htop is a fantastic commandline tool for managing your running processes. I usually find it a lot more convenient than messing around with GUI-based task managers.
Especially on my Mac, where as a former Windows kid, my brain is completely incapable of remembering that the Mac’s version of Task Manager is called the Activity Monitor.
htop looks cooler anyway. Honestly I feel like a badass just for having this thing open.
On Debian-based Linux distros,
apt-get install htop On a mac, if you have homebrew installed simply
brew install htop.
Besides just making me feel good about myself, it’s very functional. Even though it’s a commandline-based application, you actually still can click around with your mouse if you choose.
Let me explain the Gif above broadly.
The upper section of the
htop display output gives a summary of the system resources being consumed. I took this Gif from htop running on my mac, which has 4 cores. You can see how each of the cores is perfoming, along with the amount of Memory [MEM] being consumed and Swap Memory [Swp]. To the right of that, all the tasks running, number of threads, kernal threads, and number of proceses running (if you just see 1 running, that process is
htop itself). Also displays load average, and how long the computer has been on (uptime).
In the middle section, we see information about each process.
PID is the Process ID.
USER is which user the process is running under.
PRI describes the priority number for that process for CPU time. The lower the number, the higher the priority. Can be affected by the “nice” number.
NI is the “nice” number for that process. A user can manipulate this number with the
nicecommand to affect the priority of a process. Niceness values range from -20 (the highest priority) to 19 (the lowest). Only a superuser can give a lower nice value to a process.
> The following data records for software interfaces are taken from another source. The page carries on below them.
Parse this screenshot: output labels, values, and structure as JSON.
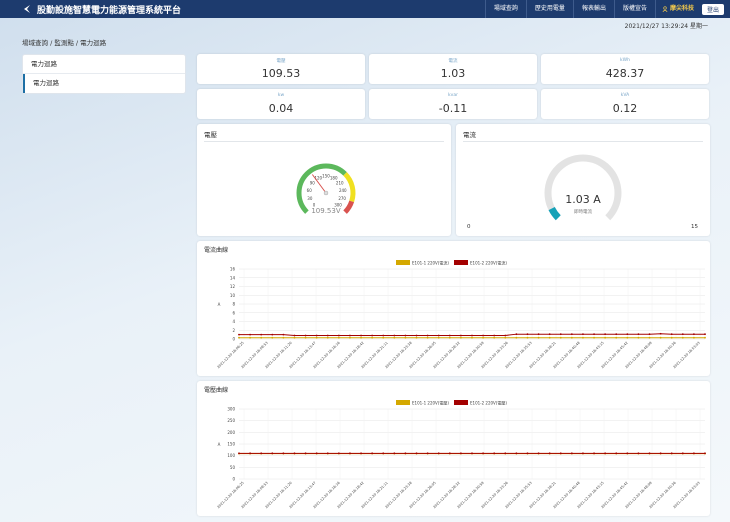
{
  "app": {
    "title": "股勤設施智慧電力能源管理系統平台"
  },
  "nav": {
    "items": [
      "場域查詢",
      "歷史用電量",
      "報表輸出",
      "版權宣告"
    ],
    "user": "摩尖科技",
    "logout": "登出"
  },
  "datetime": "2021/12/27  13:29:24  星期一",
  "breadcrumb": "場域查詢 / 監測點 / 電力迴路",
  "sidebar": {
    "items": [
      "電力迴路",
      "電力迴路"
    ]
  },
  "metrics": [
    {
      "label": "電壓",
      "value": "109.53"
    },
    {
      "label": "電流",
      "value": "1.03"
    },
    {
      "label": "kWh",
      "value": "428.37"
    },
    {
      "label": "kw",
      "value": "0.04"
    },
    {
      "label": "kvar",
      "value": "-0.11"
    },
    {
      "label": "kVA",
      "value": "0.12"
    }
  ],
  "voltage_panel": {
    "title": "電壓",
    "reading": "109.53V",
    "value": 109.53,
    "ticks": [
      "0",
      "30",
      "60",
      "90",
      "120",
      "150",
      "180",
      "210",
      "240",
      "270",
      "300"
    ]
  },
  "current_panel": {
    "title": "電流",
    "reading": "1.03 A",
    "sub": "即時電流",
    "value": 1.03,
    "min": "0",
    "max": "15"
  },
  "colors": {
    "accent": "#1d3b6e",
    "series1": "#d4a800",
    "series2": "#a30000",
    "gauge_green": "#5cb85c",
    "gauge_yellow": "#f0e020",
    "gauge_red": "#d9534f",
    "current_fill": "#17a2b8"
  },
  "chart_data": [
    {
      "type": "line",
      "title": "電流曲線",
      "ylabel": "A",
      "ylim": [
        0,
        16
      ],
      "yticks": [
        "0",
        "2",
        "4",
        "6",
        "8",
        "10",
        "12",
        "14",
        "16"
      ],
      "categories": [
        "2021-12-20 16:06:25",
        "2021-12-20 16:08:53",
        "2021-12-20 16:11:20",
        "2021-12-20 16:13:47",
        "2021-12-20 16:16:16",
        "2021-12-20 16:18:42",
        "2021-12-20 16:21:11",
        "2021-12-20 16:23:38",
        "2021-12-20 16:26:05",
        "2021-12-20 16:28:32",
        "2021-12-20 16:30:59",
        "2021-12-20 16:33:26",
        "2021-12-20 16:35:53",
        "2021-12-20 16:38:21",
        "2021-12-20 16:40:48",
        "2021-12-20 16:43:15",
        "2021-12-20 16:45:42",
        "2021-12-20 16:48:09",
        "2021-12-20 16:50:36",
        "2021-12-20 16:53:03"
      ],
      "series": [
        {
          "name": "E101-1 220V(電流)",
          "values": [
            0.3,
            0.3,
            0.3,
            0.3,
            0.3,
            0.3,
            0.3,
            0.3,
            0.3,
            0.3,
            0.3,
            0.3,
            0.3,
            0.3,
            0.3,
            0.3,
            0.3,
            0.3,
            0.3,
            0.3,
            0.3,
            0.3,
            0.3,
            0.3,
            0.3,
            0.3,
            0.3,
            0.3,
            0.3,
            0.3,
            0.3,
            0.3,
            0.3,
            0.3,
            0.3,
            0.3,
            0.3,
            0.3,
            0.3,
            0.3,
            0.3,
            0.3,
            0.3
          ]
        },
        {
          "name": "E101-2 220V(電流)",
          "values": [
            1.0,
            1.0,
            1.0,
            1.0,
            1.0,
            0.8,
            0.8,
            0.8,
            0.8,
            0.8,
            0.8,
            0.8,
            0.8,
            0.8,
            0.8,
            0.8,
            0.8,
            0.8,
            0.8,
            0.8,
            0.8,
            0.8,
            0.8,
            0.8,
            0.8,
            1.1,
            1.1,
            1.1,
            1.1,
            1.1,
            1.1,
            1.1,
            1.1,
            1.1,
            1.1,
            1.1,
            1.1,
            1.1,
            1.2,
            1.1,
            1.1,
            1.1,
            1.1
          ]
        }
      ]
    },
    {
      "type": "line",
      "title": "電壓曲線",
      "ylabel": "A",
      "ylim": [
        0,
        300
      ],
      "yticks": [
        "0",
        "50",
        "100",
        "150",
        "200",
        "250",
        "300"
      ],
      "categories": [
        "2021-12-20 16:06:25",
        "2021-12-20 16:08:53",
        "2021-12-20 16:11:20",
        "2021-12-20 16:13:47",
        "2021-12-20 16:16:16",
        "2021-12-20 16:18:42",
        "2021-12-20 16:21:11",
        "2021-12-20 16:23:38",
        "2021-12-20 16:26:05",
        "2021-12-20 16:28:32",
        "2021-12-20 16:30:59",
        "2021-12-20 16:33:26",
        "2021-12-20 16:35:53",
        "2021-12-20 16:38:21",
        "2021-12-20 16:40:48",
        "2021-12-20 16:43:15",
        "2021-12-20 16:45:42",
        "2021-12-20 16:48:09",
        "2021-12-20 16:50:36",
        "2021-12-20 16:53:03"
      ],
      "series": [
        {
          "name": "E101-1 220V(電壓)",
          "values": [
            109,
            109,
            109,
            109,
            109,
            109,
            109,
            109,
            109,
            109,
            109,
            109,
            109,
            109,
            109,
            109,
            109,
            109,
            109,
            109,
            109,
            109,
            109,
            109,
            109,
            109,
            109,
            109,
            109,
            109,
            109,
            109,
            109,
            109,
            109,
            109,
            109,
            109,
            109,
            109,
            109,
            109,
            109
          ]
        },
        {
          "name": "E101-2 220V(電壓)",
          "values": [
            110,
            110,
            110,
            110,
            110,
            110,
            110,
            110,
            110,
            110,
            110,
            110,
            110,
            110,
            110,
            110,
            110,
            110,
            110,
            110,
            110,
            110,
            110,
            110,
            110,
            110,
            110,
            110,
            110,
            110,
            110,
            110,
            110,
            110,
            110,
            110,
            110,
            110,
            110,
            110,
            110,
            110,
            110
          ]
        }
      ]
    }
  ]
}
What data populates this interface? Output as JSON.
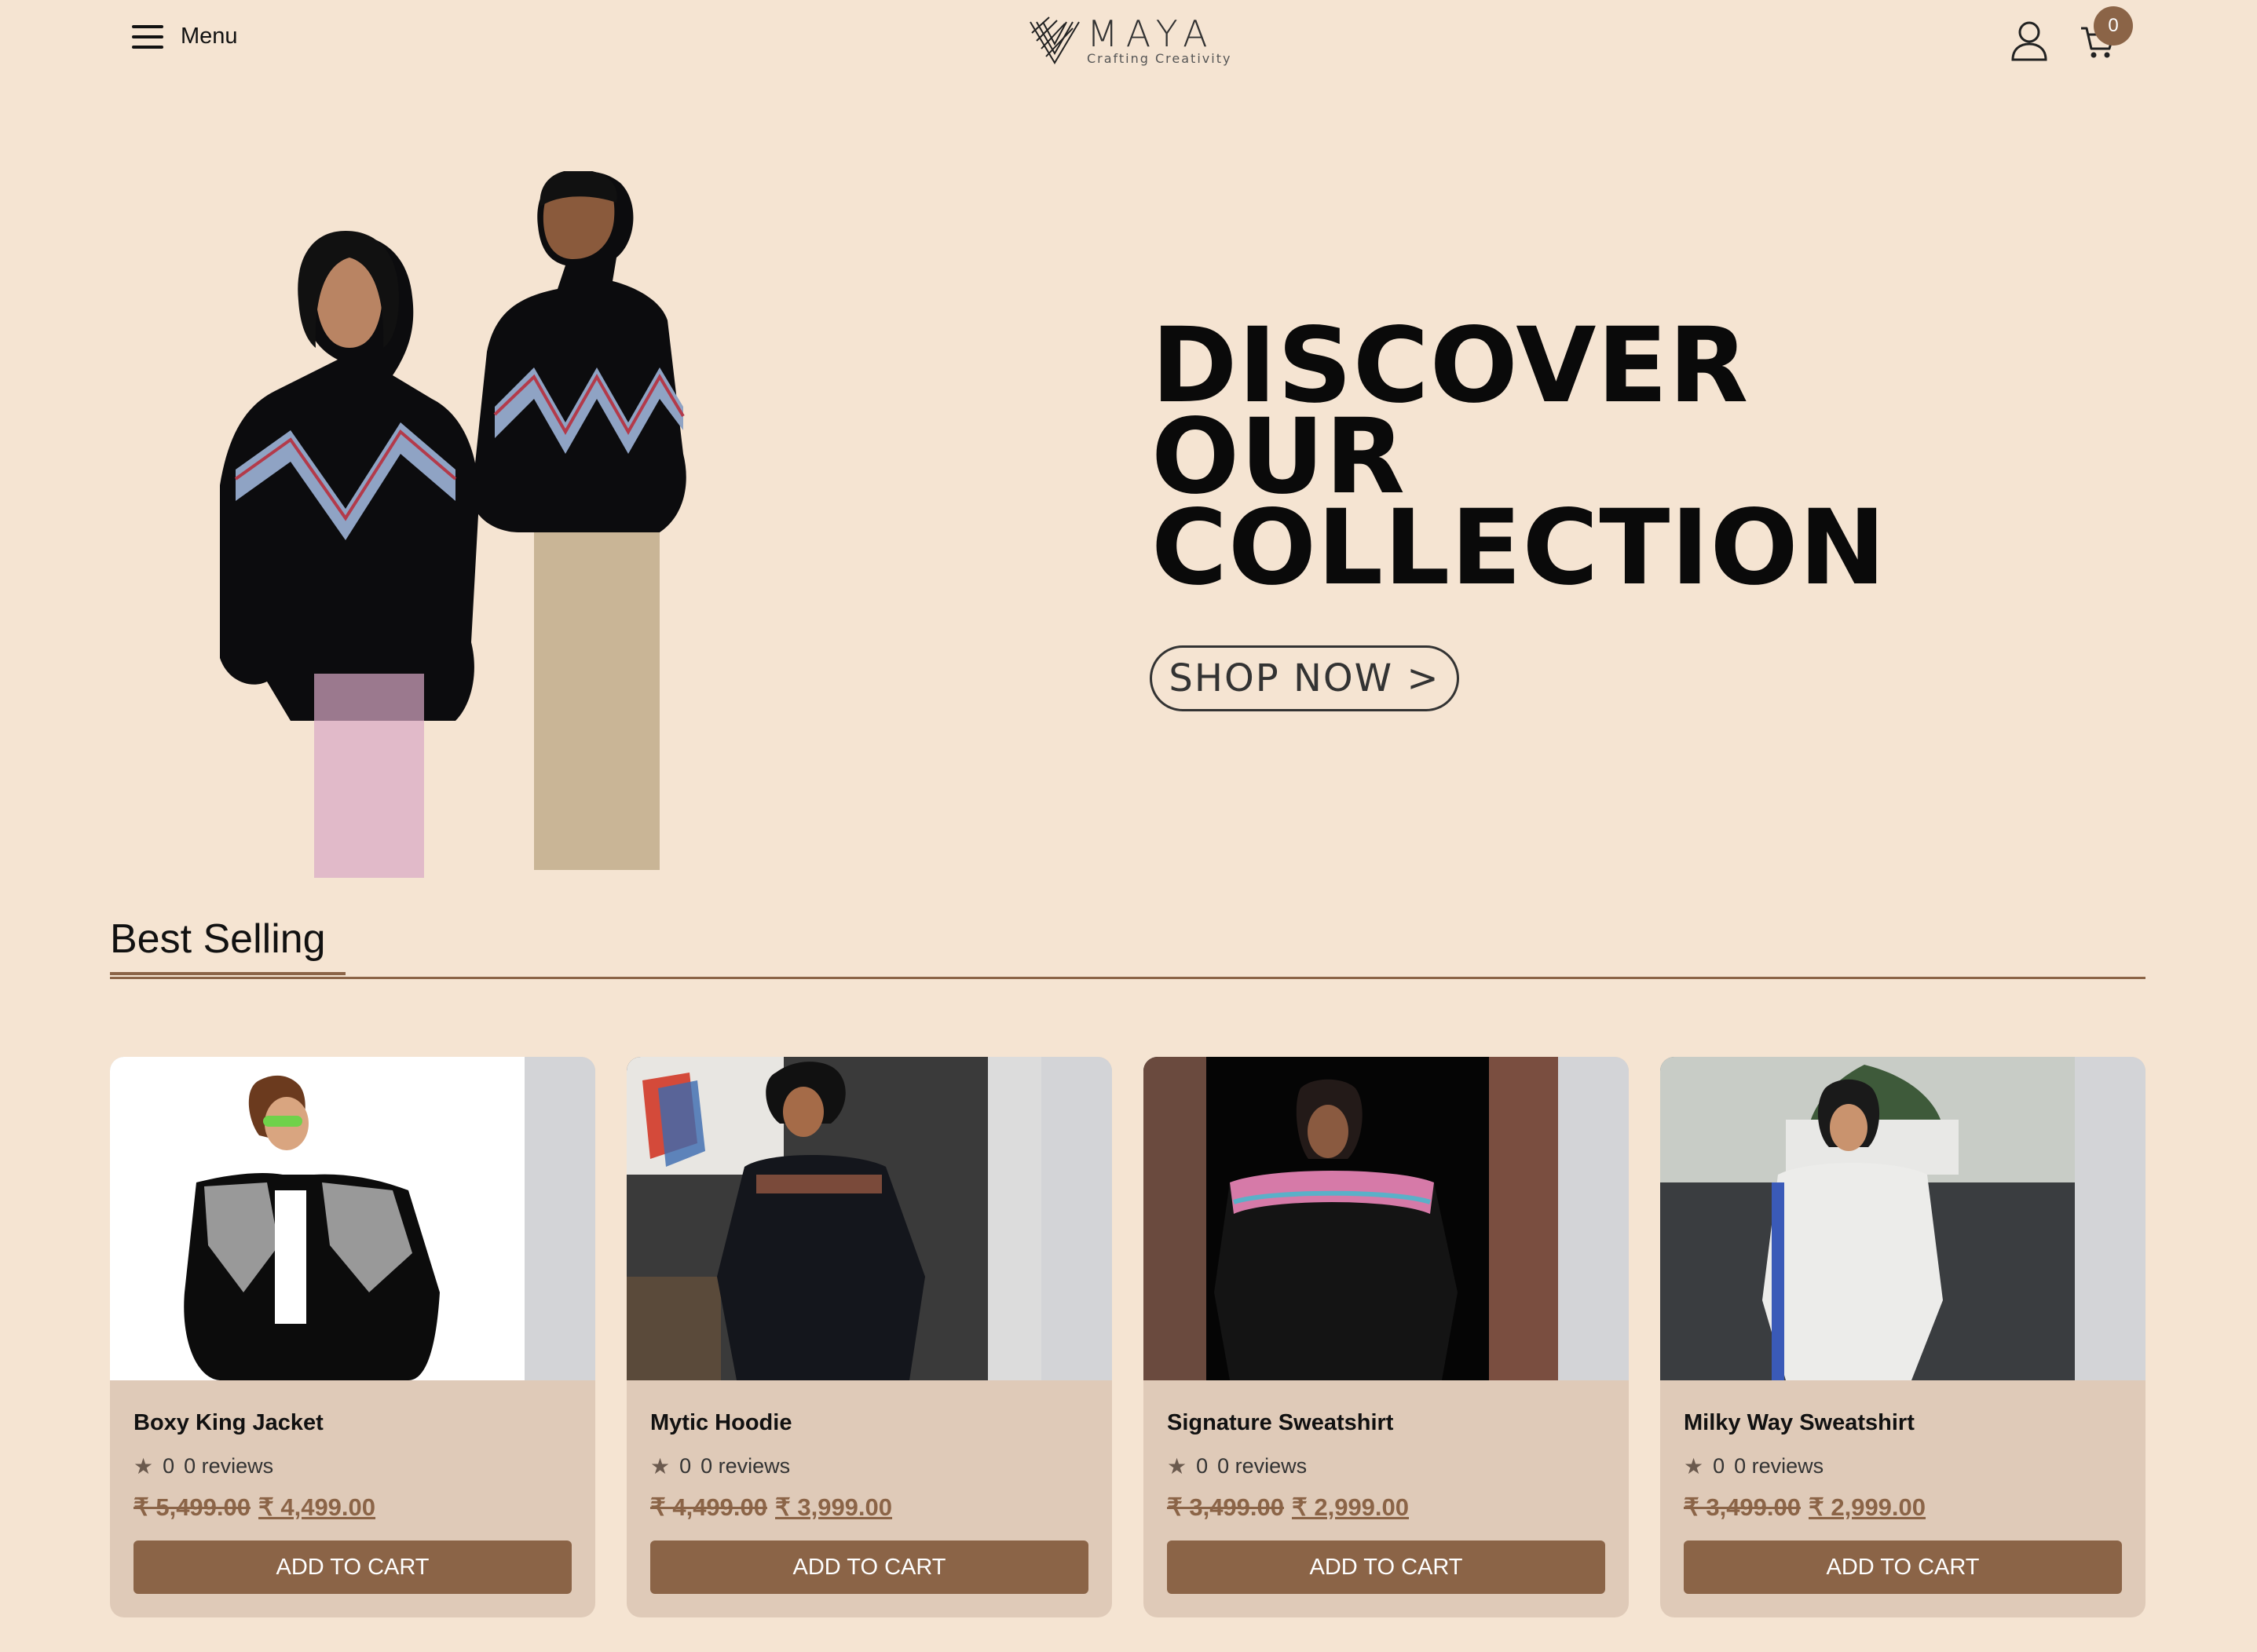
{
  "header": {
    "menu_label": "Menu",
    "logo_name": "MAYA",
    "logo_tagline": "Crafting Creativity",
    "cart_count": "0"
  },
  "hero": {
    "title_lines": [
      "DISCOVER",
      "OUR",
      "COLLECTION"
    ],
    "cta_label": "SHOP NOW >"
  },
  "best_selling": {
    "title": "Best Selling",
    "products": [
      {
        "name": "Boxy King Jacket",
        "rating": "0",
        "reviews": "0 reviews",
        "old_price": "₹ 5,499.00",
        "new_price": "₹ 4,499.00",
        "button": "ADD TO CART"
      },
      {
        "name": "Mytic Hoodie",
        "rating": "0",
        "reviews": "0 reviews",
        "old_price": "₹ 4,499.00",
        "new_price": "₹ 3,999.00",
        "button": "ADD TO CART"
      },
      {
        "name": "Signature Sweatshirt",
        "rating": "0",
        "reviews": "0 reviews",
        "old_price": "₹ 3,499.00",
        "new_price": "₹ 2,999.00",
        "button": "ADD TO CART"
      },
      {
        "name": "Milky Way Sweatshirt",
        "rating": "0",
        "reviews": "0 reviews",
        "old_price": "₹ 3,499.00",
        "new_price": "₹ 2,999.00",
        "button": "ADD TO CART"
      }
    ]
  },
  "colors": {
    "background": "#f5e4d2",
    "accent": "#8b6447",
    "card_bg": "#dfcab8",
    "image_placeholder": "#d3d4d7"
  },
  "icons": [
    "hamburger-icon",
    "logo-mark-icon",
    "user-icon",
    "cart-icon",
    "star-icon"
  ]
}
VIRT describes the virtual memory. It’s the total memory that process is using (shared memory, physical memory in RAM, swap memory, disk memory).
RES only displays physical memory in RAM is being used.
S describes the status of the process. R means it’s running, S means it’s sleeping. In my case, htop apparently can’t determine the status of my processes, so it returned a ‘?’ I suspect it has something to do with me running this on a Mac instead of Linux.
CPU%, MEM%, and TIME are pretty straight forward.
It’s a menu! Feel free to click on any of this, or you can use the F keys if that’s not in your wheelhouse. Let’s run through it:
Help Fairly what this does, n’est pas?
Setup For the sake of brevity, not going into this, but I would highly suggest you take a look in here. The User Interface of
htop is much more customizable than it would appear. You can customize color, which info columns htop displays and doesn’t display (there are more than I’ve listed), and what information is displayed (or not) in different parts of the htop’s display.
Search Incrementally search for a process name using provided string.
Filter Filter out all other process except those matching provided string.
Tree Toggle tree view. AKA, “Hey process, who’s child are you?”
SortBy Choose which column to sort processes by. You can sort on any column by simply clicking on it.
Nice+ Increase the nice value of selected process. Unless that process is a root process.
Nice- Decrease the nice value of a selected process. Only root (or a superuser) can do this.
Kill Send a terminate signal to selected process.
Quit Bye bye.
my favorite htop shortcuts
\– Filter processes by string.
p– Toggle program names instead of paths.
t- Toggle tree view. Very cool.
+ / -expand/collapse tree branch.
u– Show process of a single user.
I– Invert sort order.
<space>– Tag a process
k– Kill selected process.
h– Show help screen.
q– Quit htop.
htop is a killer application, and I wish I had started using it sooner.